At the same time that CMS issued the IFR, the U.S. Occupational Safety and Health Administration (OSHA) issued an emergency temporary standard (ETS) that required employees of covered employers (generally private businesses with 100 or more employees) to receive COVID-19 vaccination or to wear a mask and undergo weekly COVID-19 testing. As a result of certain lawsuits challenging the OSHA ETS, on November 12, 2021, the U.S. Court of Appeals for the Fifth Circuit issued an order staying the OSHA ETS (pending adequate judicial review of the motions for permanent injunction filed by the parties that challenged the ETS) and directing that OSHA take no steps to implement or enforce the ETS pending further court order; OSHA has since suspended ETS implementation and enforcement.
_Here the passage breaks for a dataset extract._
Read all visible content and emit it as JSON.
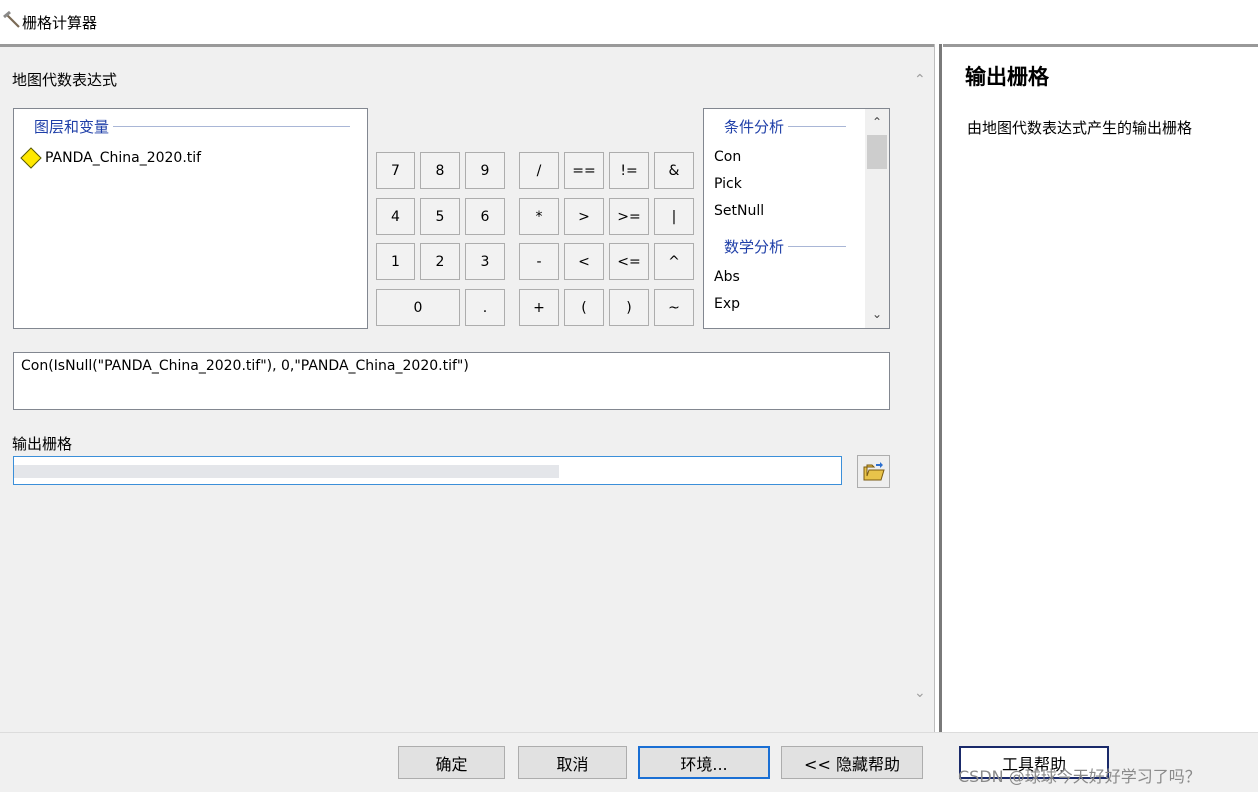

As a result of the Louisiana district court decision (and the Fifth Circuit’s order on the OSHA ETS), House Bill 702 – barring discrimination on the basis of vaccination status – remains the law in Montana. Thus, at this time, Montana health care facilities cannot require that staff receive COVID-19 vaccines.
This Department of Labor and Industry (DLI) Frequently Asked Questions (FAQ) page details House Bill 702, protections afforded by the law, and how to file a vaccination status discrimination complaint. Individuals seeking to file a vaccination status discrimination complaint can contact DLI’s Human Rights Bureau at 1-800-542-0807
Submitted by Department Public Health and Human Safety.